Brine Shrimp Culture
Brine shrimp (Artemia) are a highly nutritious food that you can easily culture
in your home. The newly hatched shrimp, called nauplii, are small enough to be
eaten by corals and young marine fry. It is also quite simple to grow the nauplii
out to adults, which will be eagerly eaten by your adult fish. See the references
below for more on raising adult brine shrimp.
Building the Hatchery
- 1 L soda bottle
- Rigid airline tubing
- Flexible airline tubing
- Coarse filter material
- 50micron filter material
- Canister of brine shrimp cysts
- Rubber bands
Step 1: Cut the soda bottle at about 1/3 of its height, measured from the
bottom. Make sure the cap is sealed well on the top (test that it will hold
water). Invert the top of the bottle and place inside the bottom for support.
Step 2: Create a stock solution of salt water from tap water and 1 Tbsp/Liter of
your favorite salt mix. You do not need to dechlorinate the tap water. (1 gal
= 3.8 Liters)
Step 3: Add salt water to within 1" of the top of the hatchery container.
Add 1/4 tsp. (or even less) of brine shrimp cysts to the water.
Step 4: Attach the flexible airline tube to an air pump on one end, and to
the rigid tube on the other end. Put the rigid airline tube through the
center of the coarse filter material. Insert the rigid tube into the
hatchery, and rubber band the filter material around the top of the
hatchery - this will keep salt spray in.
Step 5: Turn on air flow, and adjust so that the water and cysts are being
vigorously aerated. The amount of flow you want is often likened to a
Harvesting the Brine Shrimp
Within 24 hrs or less the brine shrimp cysts will have hatched. Turn off
the air pump and place the hatchery container underneath a light. After a
few minutes hatched cysts (empty shells) will float on the surface. The
brine shrimp will collect in the middle of the bottle and will be drawn
towards the light. Any unhatched cysts will settle on the bottom of the
container. Draw off brine shrimp from the middle of the container using
either a turkey baster, or airline tubing as a siphon. Since brine shrimp
are drawn to a light source, you can also use a flashlight to get them all
into one area.
Cut off the bottom of a disposable plastic cup and attach the 50micron
filter to the bottom of it with a rubber band. Pour the collected brine
shrimp through this cup - you do not want to add the brine shrimp water to
your tank. Then rinse them back off in the other direction with tank
water. For this purpose, you can also purchase a brine shrimp net online
or at an LFS for about $2. Now you are ready to feed!

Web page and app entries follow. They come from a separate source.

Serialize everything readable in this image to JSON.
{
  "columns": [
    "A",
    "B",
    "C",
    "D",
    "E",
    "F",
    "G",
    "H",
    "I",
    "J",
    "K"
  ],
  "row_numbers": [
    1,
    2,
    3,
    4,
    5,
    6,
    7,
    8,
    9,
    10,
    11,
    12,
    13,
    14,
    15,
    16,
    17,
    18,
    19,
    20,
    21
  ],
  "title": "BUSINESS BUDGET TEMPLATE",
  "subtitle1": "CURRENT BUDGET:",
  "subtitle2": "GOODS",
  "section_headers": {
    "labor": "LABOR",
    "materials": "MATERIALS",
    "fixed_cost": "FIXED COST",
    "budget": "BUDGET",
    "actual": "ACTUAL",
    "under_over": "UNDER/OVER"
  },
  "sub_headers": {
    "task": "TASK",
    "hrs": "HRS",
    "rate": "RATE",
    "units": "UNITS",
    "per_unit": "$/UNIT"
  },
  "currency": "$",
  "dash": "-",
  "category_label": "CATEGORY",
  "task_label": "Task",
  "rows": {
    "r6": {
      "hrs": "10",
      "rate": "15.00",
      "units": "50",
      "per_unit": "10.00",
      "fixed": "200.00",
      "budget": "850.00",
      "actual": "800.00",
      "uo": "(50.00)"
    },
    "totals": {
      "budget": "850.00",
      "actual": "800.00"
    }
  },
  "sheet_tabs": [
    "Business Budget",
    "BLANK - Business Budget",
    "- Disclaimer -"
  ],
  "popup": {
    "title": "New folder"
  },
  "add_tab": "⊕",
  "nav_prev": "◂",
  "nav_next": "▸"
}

That's all there is to it. You should feed all your nauplii within the
first twelve hours of them hatching. After this time, they have used up
the yolk sack that they hatched with and their nutritional value is greatly
diminished. Brine shrimp feed by absorbing nutrients from the water, so
you can feed (enrich) them by adding green water, DT's phytoplankton,
selcon, etc. to the hatchery container. Using this technique you can
prolong the amount of time you have to use them by about 24-36 hrs. If you
wish to maintain them (in a nutritious state) any longer than this, you
should read more about their adult culture in the references.
Many sources recommend maintaining the culture at specific temperatures and
under lights to improve hatch times and rates. I have found with these
cysts that keeping them at room temperature and without any extra lighting
(I keep them in the corner of a dimly lit room) I have excellent hatch
rates and a hatch time of ~18-20 hrs.
If you are feeding the brine shrimp to a reef tank, do not be concerned
with getting some cysts in the tank. This is merely an aesthetic problem,
as the cysts may collect at the water line and be unsightly. If you are
feeding fry, however, you must be very cautious as some small fry may choke
on the cysts. If this is a concern for you, read about decapsulating cysts
in the references.
If you enjoy this project and would like to purchase more cysts, I highly
recommend ordering them from Jehm Co., a fish room supply company located in NJ.
- Marini, Frank. "Artemia". Advanced Aquarist's Online Magazine. The Breeder's Net Column, Dec. 2002. http://www.advancedaquarist.com/issues/dec2002/breeder.htm
- Moe, Martin A. Breeding the Orchid Dottyback. Green Turtle Publications, 1997.
- Wilkerson, Joyce D. Clownfishes: A Guide to their Captive Care, Breeding, & Natural History. TFH Publications, Inc., 1998.
There are many others available online, so surf around!